### About this exercise
The response must reproduce exactly every line of the material below holding the word "settings".

### Source data
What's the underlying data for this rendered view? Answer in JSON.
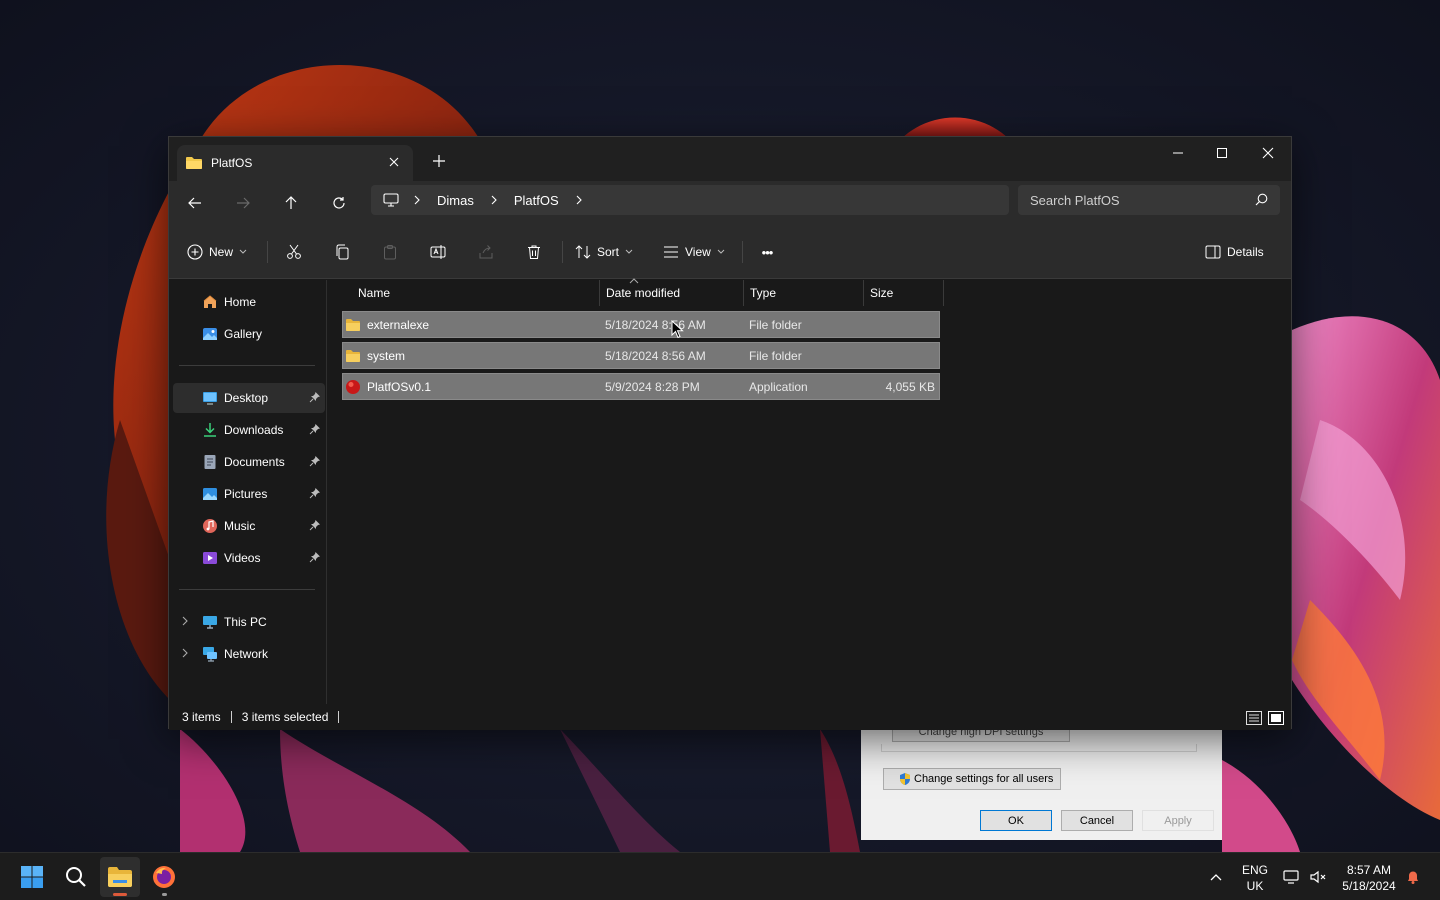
{
  "colors": {
    "window_bg": "#191919",
    "titlebar_bg": "#202020",
    "toolbar_bg": "#2b2b2b",
    "selection_row": "#777777",
    "folder_yellow": "#f2c94c",
    "accent_blue": "#4cc2ff"
  },
  "window": {
    "tab_title": "PlatfOS",
    "tab_icon": "folder-icon",
    "controls": {
      "minimize": "minimize-icon",
      "maximize": "maximize-icon",
      "close": "close-icon"
    }
  },
  "address": {
    "breadcrumbs": [
      "Dimas",
      "PlatfOS"
    ],
    "search_placeholder": "Search PlatfOS"
  },
  "commands": {
    "new_label": "New",
    "sort_label": "Sort",
    "view_label": "View",
    "more_label": "•••",
    "details_label": "Details"
  },
  "sidebar": {
    "top": [
      {
        "label": "Home",
        "icon": "home-icon"
      },
      {
        "label": "Gallery",
        "icon": "gallery-icon"
      }
    ],
    "quick": [
      {
        "label": "Desktop",
        "icon": "desktop-icon",
        "pinned": true,
        "active": true
      },
      {
        "label": "Downloads",
        "icon": "download-icon",
        "pinned": true
      },
      {
        "label": "Documents",
        "icon": "document-icon",
        "pinned": true
      },
      {
        "label": "Pictures",
        "icon": "pictures-icon",
        "pinned": true
      },
      {
        "label": "Music",
        "icon": "music-icon",
        "pinned": true
      },
      {
        "label": "Videos",
        "icon": "videos-icon",
        "pinned": true
      }
    ],
    "bottom": [
      {
        "label": "This PC",
        "icon": "computer-icon"
      },
      {
        "label": "Network",
        "icon": "network-icon"
      }
    ]
  },
  "filelist": {
    "columns": [
      "Name",
      "Date modified",
      "Type",
      "Size"
    ],
    "rows": [
      {
        "name": "externalexe",
        "date": "5/18/2024 8:56 AM",
        "type": "File folder",
        "size": "",
        "icon": "folder-icon"
      },
      {
        "name": "system",
        "date": "5/18/2024 8:56 AM",
        "type": "File folder",
        "size": "",
        "icon": "folder-icon"
      },
      {
        "name": "PlatfOSv0.1",
        "date": "5/9/2024 8:28 PM",
        "type": "Application",
        "size": "4,055 KB",
        "icon": "app-icon"
      }
    ]
  },
  "status": {
    "items": "3 items",
    "selected": "3 items selected"
  },
  "dialog": {
    "dpi_button": "Change high DPI settings",
    "all_users_button": "Change settings for all users",
    "ok": "OK",
    "cancel": "Cancel",
    "apply": "Apply"
  },
  "taskbar": {
    "lang_line1": "ENG",
    "lang_line2": "UK",
    "time": "8:57 AM",
    "date": "5/18/2024"
  }
}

### Your solution
    "dpi_button": "Change high DPI settings",
    "all_users_button": "Change settings for all users",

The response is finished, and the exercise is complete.